I got a combined The Years / Between the Acts paperback for the whopping price of £2.50 (I prefer reading on dead trees than rare earth minerals) and so read one immediately followed by the other. As suggested by the short General Introduction at the front I read them first before reading the accompanying (longer) Introduction. Afterwards I read the Introduction to understand what the hell I’d just read (somewhat standard fair with Virginia Woolf).

The Years, despite being much longer, is actually pretty straight-forward and a “normal” novel - there isn’t as much to analyse or understand about it. Between the Acts on the other hand has a lot more going on in it than at first sight.

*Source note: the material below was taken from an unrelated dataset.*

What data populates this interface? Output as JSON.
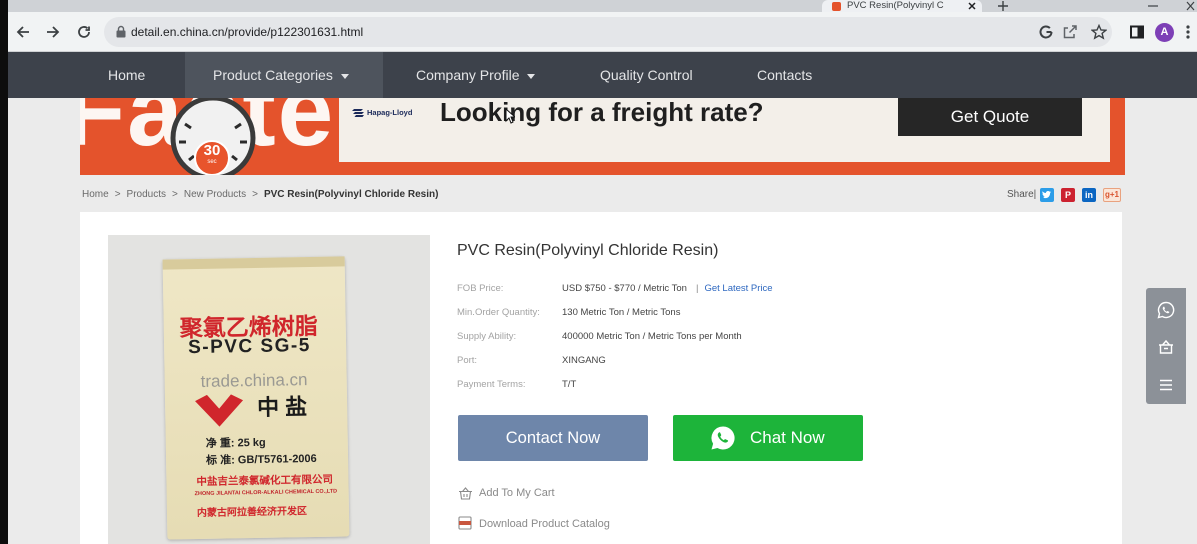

  • The horse with the green tail incident is actually explicitly mentioned (Isa reads the newspaper article), but still it is somewhat possible to read the novel without realising the true horror of what this refers to - the Introduction ensures you don’t miss this and, presumably, if you were reading the novel closer to the time of publication you’d be much aware about the case a couple of years earlier.
  • The word “tumbling” sounds a lot more innocent than it is (“I kissed a girl and let her go, another did I tumble”) and if it wasn’t for the Introduction I too, like Mrs Manresa, would have been completely ignorant and oblivious to this.
  • The ending (last couple of pages) has a quote from Isa that is very similar to the one I’ve picked from Flush (see tomorrow). I found that interesting.
  • I found the ending (the last paragraph) unnerving. There are different ways it can be interpreted (and the Introduction surprisingly interprets this quite innocently), but, likely as a result of knowing this is the last novel she wrote before her suicide and that Virginia Woolf’s mental health had been deteriorating, I saw this differently; Between the Acts on the whole could be seen (probably isn’t) as a descent into a schizophrenic dream (nightmare); A less disturbing interpretation would be that what lifts (“rose”) at the end is actually the “parenting” veil/mask mothers and fathers wear during the daytime and in the evening they are finally free to enjoy solely each others company (and hopefully remember they do actually like each other afterall).